Cited article

Style
Citations are available only to our active members.
Buy instant access to cite pages or passages in MLA 8, MLA 7, APA and Chicago citation styles.

(Einhorn, 1992, p. 25)

(Einhorn 25)

(Einhorn 25)

1. Lois J. Einhorn, Abraham Lincoln, the Orator: Penetrating the Lincoln Legend (Westport, CT: Greenwood Press, 1992), 25, http://www.questia.com/read/27419298.

Note: primary sources have slightly different requirements for citation. Please see these guidelines for more information.

Cited article

The Due Process Bona Fides of Executive Self-Pardons and Blanket Pardons
Settings

Settings

Typeface
Text size Smaller Larger Reset View mode
Search within

Search within this article

Look up

Look up a word

  • Dictionary
  • Thesaurus
Please submit a word or phrase above.
Print this page

Print this page

Why can't I print more than one page at a time?

Help
Full screen
Items saved from this article
  • Highlights & Notes
  • Citations
Some of your highlights are legacy items.

Highlights saved before July 30, 2012 will not be displayed on their respective source pages.

You can easily re-create the highlights by opening the book page or article, selecting the text, and clicking “Highlight.”

matching results for page

    Questia reader help

    How to highlight and cite specific passages

    1. Click or tap the first word you want to select.
    2. Click or tap the last word you want to select, and you’ll see everything in between get selected.
    3. You’ll then get a menu of options like creating a highlight or a citation from that passage of text.

    OK, got it!

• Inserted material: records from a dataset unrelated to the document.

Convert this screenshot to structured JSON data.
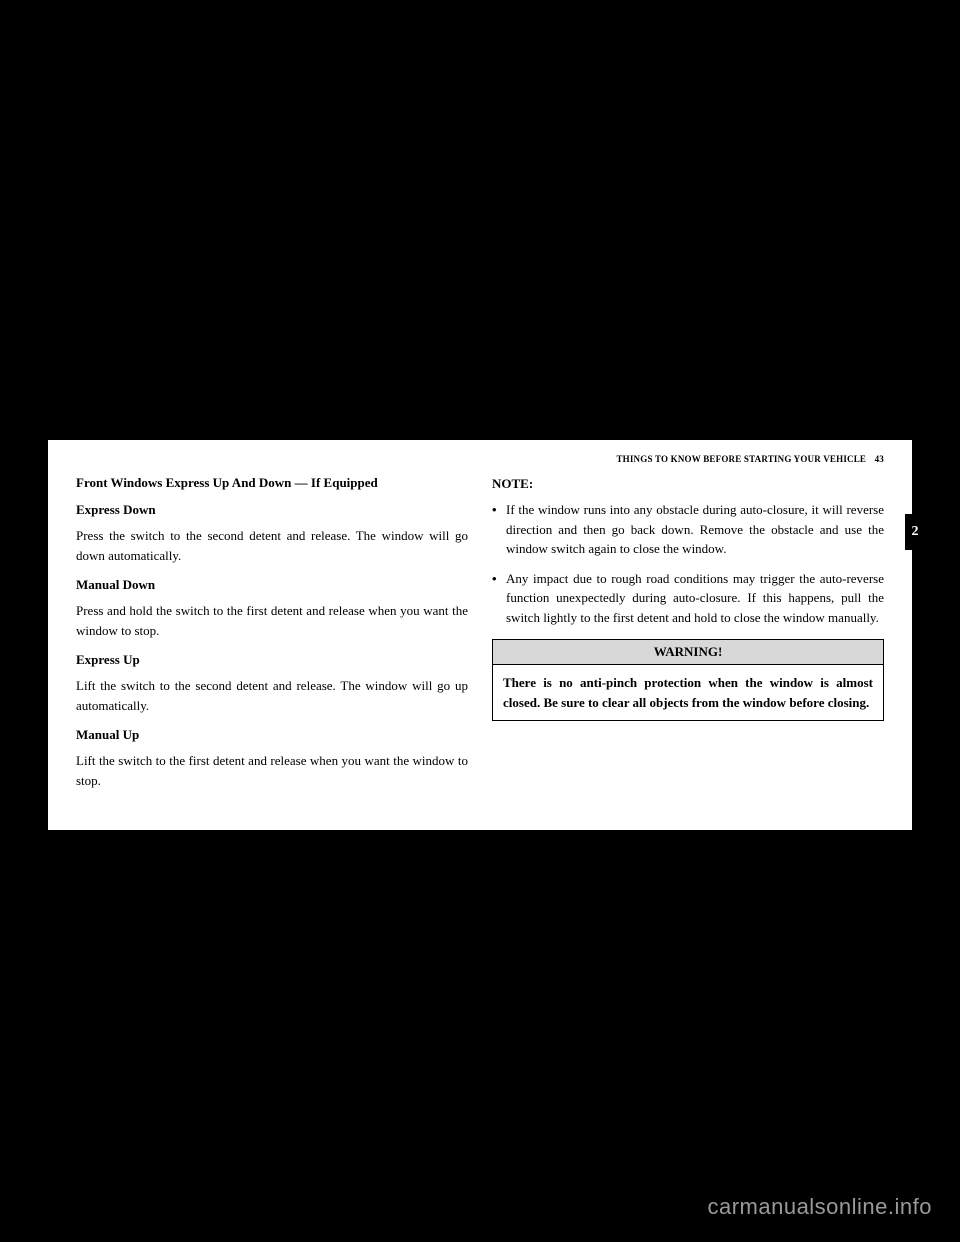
{
  "header": {
    "section_title": "THINGS TO KNOW BEFORE STARTING YOUR VEHICLE",
    "page_number": "43"
  },
  "side_tab": "2",
  "left": {
    "title": "Front Windows Express Up And Down — If Equipped",
    "sections": [
      {
        "heading": "Express Down",
        "body": "Press the switch to the second detent and release. The window will go down automatically."
      },
      {
        "heading": "Manual Down",
        "body": "Press and hold the switch to the first detent and release when you want the window to stop."
      },
      {
        "heading": "Express Up",
        "body": "Lift the switch to the second detent and release. The window will go up automatically."
      },
      {
        "heading": "Manual Up",
        "body": "Lift the switch to the first detent and release when you want the window to stop."
      }
    ]
  },
  "right": {
    "note_label": "NOTE:",
    "bullets": [
      "If the window runs into any obstacle during auto-closure, it will reverse direction and then go back down. Remove the obstacle and use the window switch again to close the window.",
      "Any impact due to rough road conditions may trigger the auto-reverse function unexpectedly during auto-closure. If this happens, pull the switch lightly to the first detent and hold to close the window manually."
    ],
    "warning": {
      "title": "WARNING!",
      "body": "There is no anti-pinch protection when the window is almost closed. Be sure to clear all objects from the window before closing."
    }
  },
  "watermark": "carmanualsonline.info"
}
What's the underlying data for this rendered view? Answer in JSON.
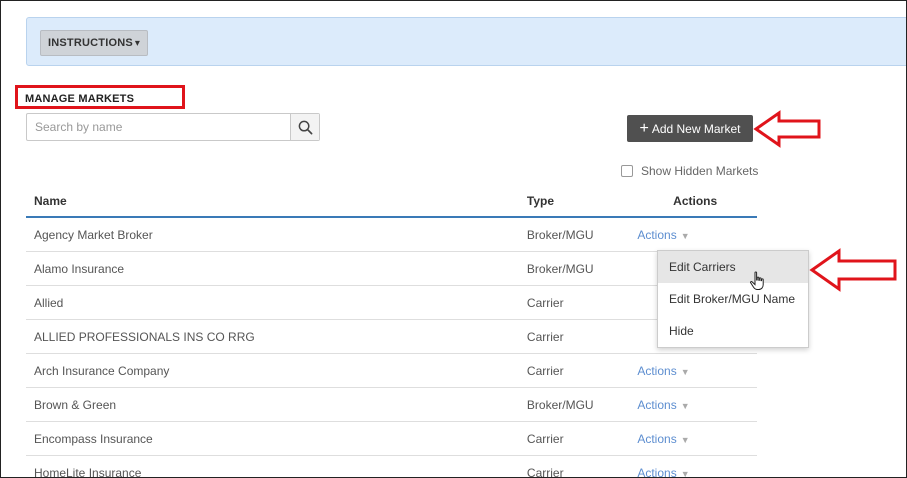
{
  "instructions": {
    "label": "INSTRUCTIONS",
    "chevron": "▾"
  },
  "page": {
    "title": "MANAGE MARKETS"
  },
  "search": {
    "placeholder": "Search by name",
    "value": ""
  },
  "add_button": {
    "plus": "+",
    "label": "Add New Market"
  },
  "show_hidden": {
    "label": "Show Hidden Markets",
    "checked": false
  },
  "table": {
    "headers": {
      "name": "Name",
      "type": "Type",
      "actions": "Actions"
    },
    "rows": [
      {
        "name": "Agency Market Broker",
        "type": "Broker/MGU",
        "actions": "Actions"
      },
      {
        "name": "Alamo Insurance",
        "type": "Broker/MGU",
        "actions": ""
      },
      {
        "name": "Allied",
        "type": "Carrier",
        "actions": ""
      },
      {
        "name": "ALLIED PROFESSIONALS INS CO RRG",
        "type": "Carrier",
        "actions": ""
      },
      {
        "name": "Arch Insurance Company",
        "type": "Carrier",
        "actions": "Actions"
      },
      {
        "name": "Brown & Green",
        "type": "Broker/MGU",
        "actions": "Actions"
      },
      {
        "name": "Encompass Insurance",
        "type": "Carrier",
        "actions": "Actions"
      },
      {
        "name": "HomeLite Insurance",
        "type": "Carrier",
        "actions": "Actions"
      }
    ]
  },
  "dropdown": {
    "items": [
      "Edit Carriers",
      "Edit Broker/MGU Name",
      "Hide"
    ]
  },
  "colors": {
    "annotation_red": "#e0141b",
    "link_blue": "#5d8ed0",
    "header_rule": "#3a7ab7"
  }
}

    Cited passage

    Style
    Citations are available only to our active members.
    Buy instant access to cite pages or passages in MLA 8, MLA 7, APA and Chicago citation styles.

    "Portraying himself as an honest, ordinary person helped Lincoln identify with his audiences." (Einhorn, 1992, p. 25).

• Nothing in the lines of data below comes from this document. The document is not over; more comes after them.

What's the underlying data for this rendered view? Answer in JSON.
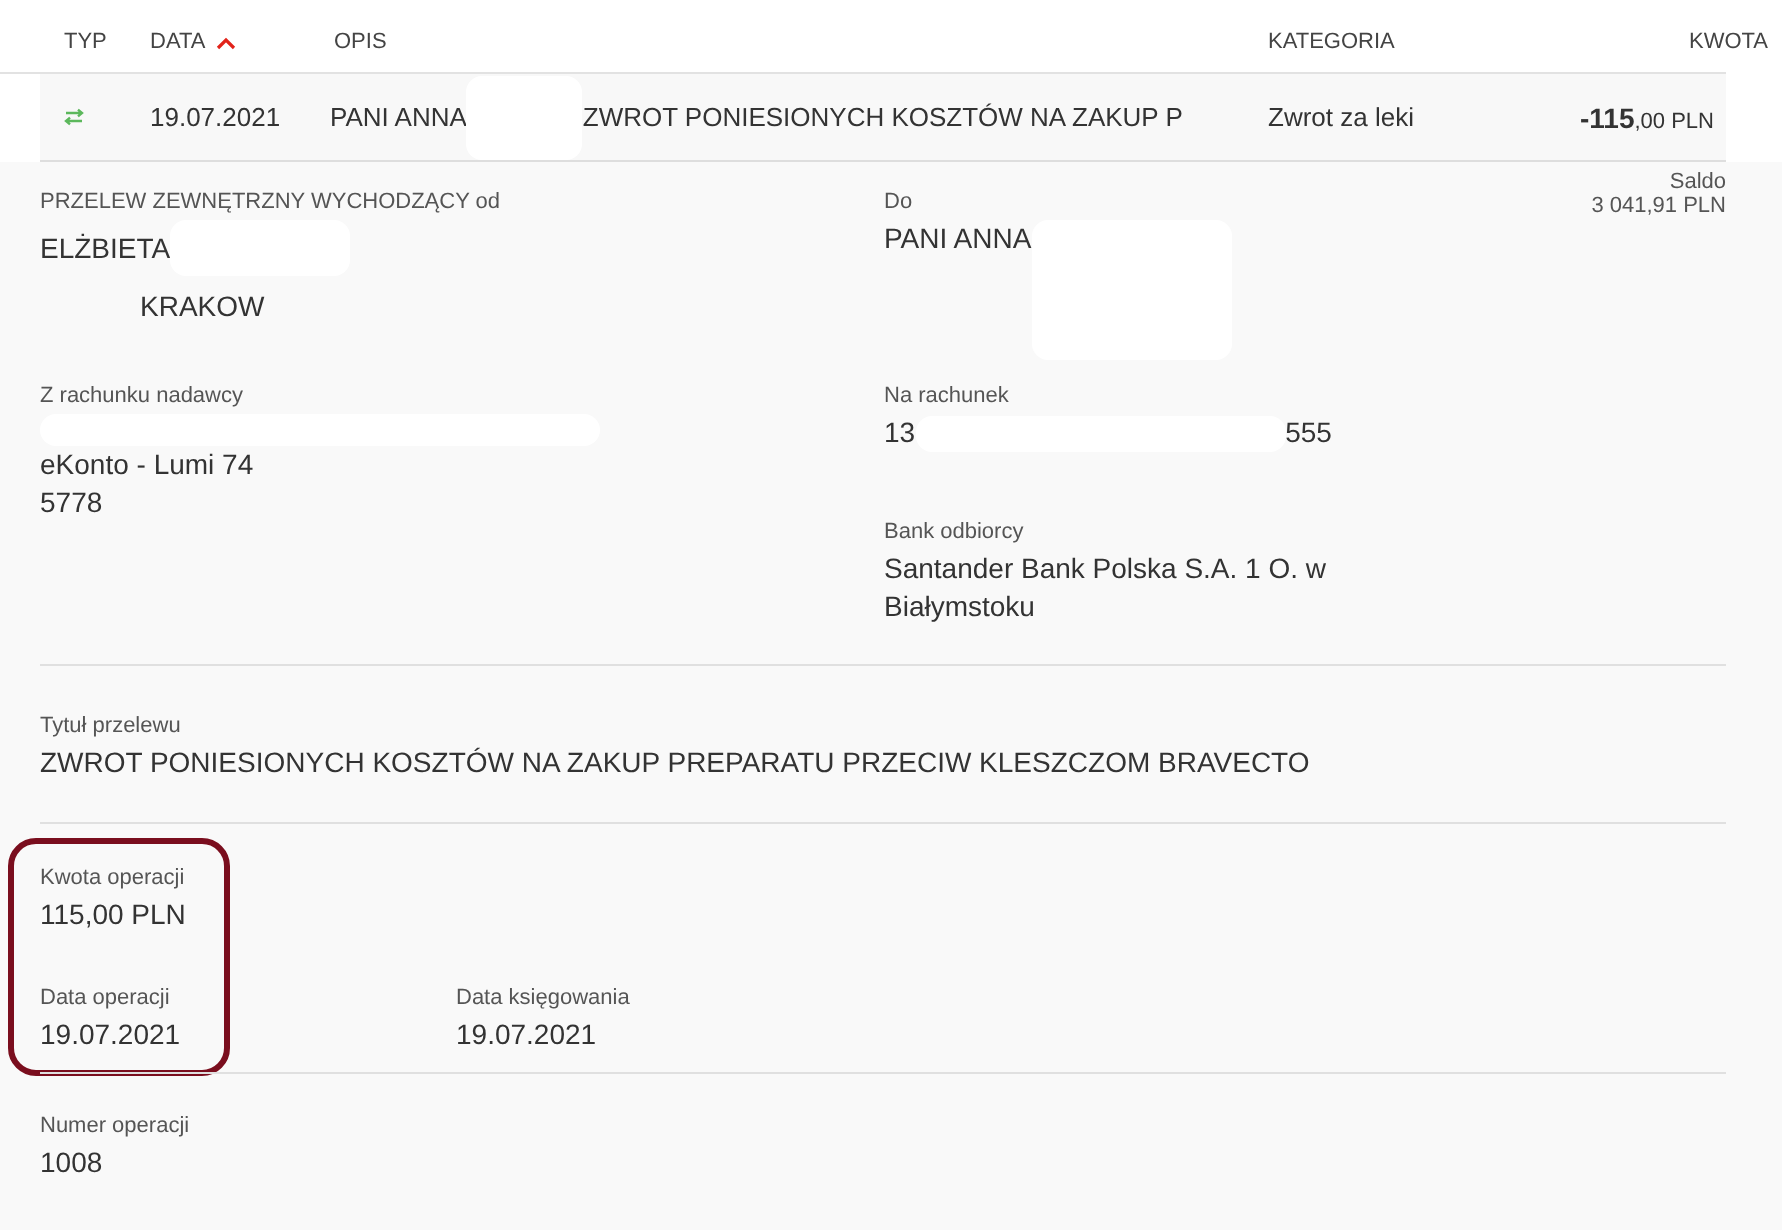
{
  "table": {
    "columns": [
      {
        "label": "TYP",
        "sorted": false
      },
      {
        "label": "DATA",
        "sorted": true
      },
      {
        "label": "OPIS",
        "sorted": false
      },
      {
        "label": "KATEGORIA",
        "sorted": false
      },
      {
        "label": "KWOTA",
        "sorted": false
      }
    ],
    "row": {
      "date": "19.07.2021",
      "name": "PANI ANNA",
      "description": "ZWROT PONIESIONYCH KOSZTÓW NA ZAKUP P",
      "category": "Zwrot za leki",
      "amount": "**-115**,00 PLN"
    }
  },
  "details": {
    "sender": {
      "label": "PRZELEW ZEWNĘTRZNY WYCHODZĄCY od",
      "name": "ELŻBIETA",
      "city": "KRAKOW"
    },
    "recipient": {
      "label": "Do",
      "name": "PANI ANNA"
    },
    "balance": {
      "label": "Saldo",
      "value": "3 041,91 PLN"
    },
    "from_account": {
      "label": "Z rachunku nadawcy",
      "lines": [
        "eKonto - Lumi 74",
        "5778"
      ]
    },
    "to_account": {
      "label": "Na rachunek",
      "start": "13",
      "end": "555"
    },
    "bank": {
      "label": "Bank odbiorcy",
      "value": "Santander Bank Polska S.A. 1 O. w Białymstoku"
    },
    "title": {
      "label": "Tytuł przelewu",
      "value": "ZWROT PONIESIONYCH KOSZTÓW NA ZAKUP PREPARATU PRZECIW KLESZCZOM BRAVECTO"
    },
    "highlighted": true,
    "amount": {
      "label": "Kwota operacji",
      "value": "115,00 PLN"
    },
    "operation_date": {
      "label": "Data operacji",
      "value": "19.07.2021"
    },
    "booking_date": {
      "label": "Data księgowania",
      "value": "19.07.2021"
    },
    "number": {
      "label": "Numer operacji",
      "value": "1008"
    }
  }
}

    "Portraying himself as an honest, ordinary person helped Lincoln identify with his audiences." (Einhorn 25)

    "Portraying himself as an honest, ordinary person helped Lincoln identify with his audiences." (Einhorn 25)

    "Portraying himself as an honest, ordinary person helped Lincoln identify with his audiences."1

    1. Lois J. Einhorn, Abraham Lincoln, the Orator: Penetrating the Lincoln Legend (Westport, CT: Greenwood Press, 1992), 25, http://www.questia.com/read/27419298.

    Cited passage

    Thanks for trying Questia!

    Please continue trying out our research tools, but please note, full functionality is available only to our active members.

    Your work will be lost once you leave this Web page.

    Buy instant access to save your work.

    Already a member? Log in now.

    Search by... Author
    Show... All Results Primary Sources Peer-reviewed

    Oops!

    An unknown error has occurred. Please click the button below to reload the page. If the problem persists, please try again in a little while.